[[ Material for the task open ]]

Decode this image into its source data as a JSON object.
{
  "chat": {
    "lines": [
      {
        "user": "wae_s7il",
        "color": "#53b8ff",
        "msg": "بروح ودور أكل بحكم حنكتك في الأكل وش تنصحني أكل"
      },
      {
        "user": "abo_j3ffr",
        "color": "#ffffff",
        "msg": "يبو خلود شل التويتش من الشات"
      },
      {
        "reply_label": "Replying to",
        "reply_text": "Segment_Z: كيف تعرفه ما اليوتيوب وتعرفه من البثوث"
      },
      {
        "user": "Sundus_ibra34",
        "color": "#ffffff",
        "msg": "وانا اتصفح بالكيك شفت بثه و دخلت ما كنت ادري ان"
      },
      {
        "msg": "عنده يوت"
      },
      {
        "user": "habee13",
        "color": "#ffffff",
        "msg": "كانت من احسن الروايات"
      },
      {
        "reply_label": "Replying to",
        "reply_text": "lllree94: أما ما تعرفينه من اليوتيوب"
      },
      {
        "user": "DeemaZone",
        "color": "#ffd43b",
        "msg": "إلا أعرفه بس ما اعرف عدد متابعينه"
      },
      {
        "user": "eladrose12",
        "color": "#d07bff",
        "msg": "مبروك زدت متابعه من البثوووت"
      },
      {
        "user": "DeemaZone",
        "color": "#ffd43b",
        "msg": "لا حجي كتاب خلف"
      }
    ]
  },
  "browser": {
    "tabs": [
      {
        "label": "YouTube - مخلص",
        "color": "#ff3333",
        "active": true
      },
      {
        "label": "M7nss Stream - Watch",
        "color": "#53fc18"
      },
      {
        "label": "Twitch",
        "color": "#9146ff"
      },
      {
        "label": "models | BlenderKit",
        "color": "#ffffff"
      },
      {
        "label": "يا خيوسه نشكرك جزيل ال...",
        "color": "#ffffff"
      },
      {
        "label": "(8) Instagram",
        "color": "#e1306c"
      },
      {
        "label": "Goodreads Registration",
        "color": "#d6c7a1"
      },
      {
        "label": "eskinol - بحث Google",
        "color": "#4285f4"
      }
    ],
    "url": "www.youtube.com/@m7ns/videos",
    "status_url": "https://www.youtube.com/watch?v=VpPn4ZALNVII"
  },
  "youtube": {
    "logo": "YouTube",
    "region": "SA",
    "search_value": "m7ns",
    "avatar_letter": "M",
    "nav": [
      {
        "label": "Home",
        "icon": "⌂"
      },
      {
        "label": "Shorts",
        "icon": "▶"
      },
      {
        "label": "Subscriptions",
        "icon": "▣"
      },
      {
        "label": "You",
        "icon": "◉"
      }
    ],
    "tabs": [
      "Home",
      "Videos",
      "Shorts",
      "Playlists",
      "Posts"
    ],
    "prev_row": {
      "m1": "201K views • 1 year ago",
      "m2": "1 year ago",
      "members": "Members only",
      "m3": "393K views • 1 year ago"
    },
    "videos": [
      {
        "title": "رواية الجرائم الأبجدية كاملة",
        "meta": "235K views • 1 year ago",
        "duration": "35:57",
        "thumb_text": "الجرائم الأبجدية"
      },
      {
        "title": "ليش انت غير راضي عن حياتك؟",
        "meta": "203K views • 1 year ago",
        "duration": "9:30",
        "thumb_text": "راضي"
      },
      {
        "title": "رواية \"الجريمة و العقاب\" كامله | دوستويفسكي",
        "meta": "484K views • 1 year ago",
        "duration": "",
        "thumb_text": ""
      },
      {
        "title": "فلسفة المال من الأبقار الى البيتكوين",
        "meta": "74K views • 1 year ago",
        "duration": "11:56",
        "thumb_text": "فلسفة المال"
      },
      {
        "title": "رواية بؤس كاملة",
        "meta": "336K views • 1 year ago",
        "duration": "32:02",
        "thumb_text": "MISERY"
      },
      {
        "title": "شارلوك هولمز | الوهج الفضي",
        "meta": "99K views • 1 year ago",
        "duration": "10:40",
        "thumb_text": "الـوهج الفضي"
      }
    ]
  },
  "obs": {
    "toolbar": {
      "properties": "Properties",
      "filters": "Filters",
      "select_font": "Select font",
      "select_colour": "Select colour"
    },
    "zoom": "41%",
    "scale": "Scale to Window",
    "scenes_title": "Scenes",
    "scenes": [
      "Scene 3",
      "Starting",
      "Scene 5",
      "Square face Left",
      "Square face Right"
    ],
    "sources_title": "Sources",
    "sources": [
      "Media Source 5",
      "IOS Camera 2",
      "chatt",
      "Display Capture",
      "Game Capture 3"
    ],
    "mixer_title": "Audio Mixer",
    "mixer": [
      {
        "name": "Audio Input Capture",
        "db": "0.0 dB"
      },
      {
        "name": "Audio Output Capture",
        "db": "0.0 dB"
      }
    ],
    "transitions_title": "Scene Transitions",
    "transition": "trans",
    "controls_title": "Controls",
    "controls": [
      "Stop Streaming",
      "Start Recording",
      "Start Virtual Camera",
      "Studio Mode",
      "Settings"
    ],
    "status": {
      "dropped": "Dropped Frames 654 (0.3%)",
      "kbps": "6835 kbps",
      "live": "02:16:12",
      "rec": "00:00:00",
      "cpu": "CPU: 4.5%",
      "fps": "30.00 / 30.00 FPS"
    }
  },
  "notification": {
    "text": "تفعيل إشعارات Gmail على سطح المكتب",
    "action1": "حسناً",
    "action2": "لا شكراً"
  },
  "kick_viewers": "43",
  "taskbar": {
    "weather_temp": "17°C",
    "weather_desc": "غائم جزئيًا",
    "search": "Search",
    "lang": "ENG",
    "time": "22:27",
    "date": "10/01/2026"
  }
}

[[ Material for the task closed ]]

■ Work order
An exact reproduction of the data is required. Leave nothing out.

■ Result of the task
Decode this image into its source data as a JSON object.
{
  "chat": {
    "lines": [
      {
        "user": "wae_s7il",
        "color": "#53b8ff",
        "msg": "بروح ودور أكل بحكم حنكتك في الأكل وش تنصحني أكل"
      },
      {
        "user": "abo_j3ffr",
        "color": "#ffffff",
        "msg": "يبو خلود شل التويتش من الشات"
      },
      {
        "reply_label": "Replying to",
        "reply_text": "Segment_Z: كيف تعرفه ما اليوتيوب وتعرفه من البثوث"
      },
      {
        "user": "Sundus_ibra34",
        "color": "#ffffff",
        "msg": "وانا اتصفح بالكيك شفت بثه و دخلت ما كنت ادري ان"
      },
      {
        "msg": "عنده يوت"
      },
      {
        "user": "habee13",
        "color": "#ffffff",
        "msg": "كانت من احسن الروايات"
      },
      {
        "reply_label": "Replying to",
        "reply_text": "lllree94: أما ما تعرفينه من اليوتيوب"
      },
      {
        "user": "DeemaZone",
        "color": "#ffd43b",
        "msg": "إلا أعرفه بس ما اعرف عدد متابعينه"
      },
      {
        "user": "eladrose12",
        "color": "#d07bff",
        "msg": "مبروك زدت متابعه من البثوووت"
      },
      {
        "user": "DeemaZone",
        "color": "#ffd43b",
        "msg": "لا حجي كتاب خلف"
      }
    ]
  },
  "browser": {
    "tabs": [
      {
        "label": "YouTube - مخلص",
        "color": "#ff3333",
        "active": true
      },
      {
        "label": "M7nss Stream - Watch",
        "color": "#53fc18"
      },
      {
        "label": "Twitch",
        "color": "#9146ff"
      },
      {
        "label": "models | BlenderKit",
        "color": "#ffffff"
      },
      {
        "label": "يا خيوسه نشكرك جزيل ال...",
        "color": "#ffffff"
      },
      {
        "label": "(8) Instagram",
        "color": "#e1306c"
      },
      {
        "label": "Goodreads Registration",
        "color": "#d6c7a1"
      },
      {
        "label": "eskinol - بحث Google",
        "color": "#4285f4"
      }
    ],
    "url": "www.youtube.com/@m7ns/videos",
    "status_url": "https://www.youtube.com/watch?v=VpPn4ZALNVII"
  },
  "youtube": {
    "logo": "YouTube",
    "region": "SA",
    "search_value": "m7ns",
    "avatar_letter": "M",
    "nav": [
      {
        "label": "Home",
        "icon": "⌂"
      },
      {
        "label": "Shorts",
        "icon": "▶"
      },
      {
        "label": "Subscriptions",
        "icon": "▣"
      },
      {
        "label": "You",
        "icon": "◉"
      }
    ],
    "tabs": [
      "Home",
      "Videos",
      "Shorts",
      "Playlists",
      "Posts"
    ],
    "prev_row": {
      "m1": "201K views • 1 year ago",
      "m2": "1 year ago",
      "members": "Members only",
      "m3": "393K views • 1 year ago"
    },
    "videos": [
      {
        "title": "رواية الجرائم الأبجدية كاملة",
        "meta": "235K views • 1 year ago",
        "duration": "35:57",
        "thumb_text": "الجرائم الأبجدية"
      },
      {
        "title": "ليش انت غير راضي عن حياتك؟",
        "meta": "203K views • 1 year ago",
        "duration": "9:30",
        "thumb_text": "راضي"
      },
      {
        "title": "رواية \"الجريمة و العقاب\" كامله | دوستويفسكي",
        "meta": "484K views • 1 year ago",
        "duration": "",
        "thumb_text": ""
      },
      {
        "title": "فلسفة المال من الأبقار الى البيتكوين",
        "meta": "74K views • 1 year ago",
        "duration": "11:56",
        "thumb_text": "فلسفة المال"
      },
      {
        "title": "رواية بؤس كاملة",
        "meta": "336K views • 1 year ago",
        "duration": "32:02",
        "thumb_text": "MISERY"
      },
      {
        "title": "شارلوك هولمز | الوهج الفضي",
        "meta": "99K views • 1 year ago",
        "duration": "10:40",
        "thumb_text": "الـوهج الفضي"
      }
    ]
  },
  "obs": {
    "toolbar": {
      "properties": "Properties",
      "filters": "Filters",
      "select_font": "Select font",
      "select_colour": "Select colour"
    },
    "zoom": "41%",
    "scale": "Scale to Window",
    "scenes_title": "Scenes",
    "scenes": [
      "Scene 3",
      "Starting",
      "Scene 5",
      "Square face Left",
      "Square face Right"
    ],
    "sources_title": "Sources",
    "sources": [
      "Media Source 5",
      "IOS Camera 2",
      "chatt",
      "Display Capture",
      "Game Capture 3"
    ],
    "mixer_title": "Audio Mixer",
    "mixer": [
      {
        "name": "Audio Input Capture",
        "db": "0.0 dB"
      },
      {
        "name": "Audio Output Capture",
        "db": "0.0 dB"
      }
    ],
    "transitions_title": "Scene Transitions",
    "transition": "trans",
    "controls_title": "Controls",
    "controls": [
      "Stop Streaming",
      "Start Recording",
      "Start Virtual Camera",
      "Studio Mode",
      "Settings"
    ],
    "status": {
      "dropped": "Dropped Frames 654 (0.3%)",
      "kbps": "6835 kbps",
      "live": "02:16:12",
      "rec": "00:00:00",
      "cpu": "CPU: 4.5%",
      "fps": "30.00 / 30.00 FPS"
    }
  },
  "notification": {
    "text": "تفعيل إشعارات Gmail على سطح المكتب",
    "action1": "حسناً",
    "action2": "لا شكراً"
  },
  "kick_viewers": "43",
  "taskbar": {
    "weather_temp": "17°C",
    "weather_desc": "غائم جزئيًا",
    "search": "Search",
    "lang": "ENG",
    "time": "22:27",
    "date": "10/01/2026"
  }
}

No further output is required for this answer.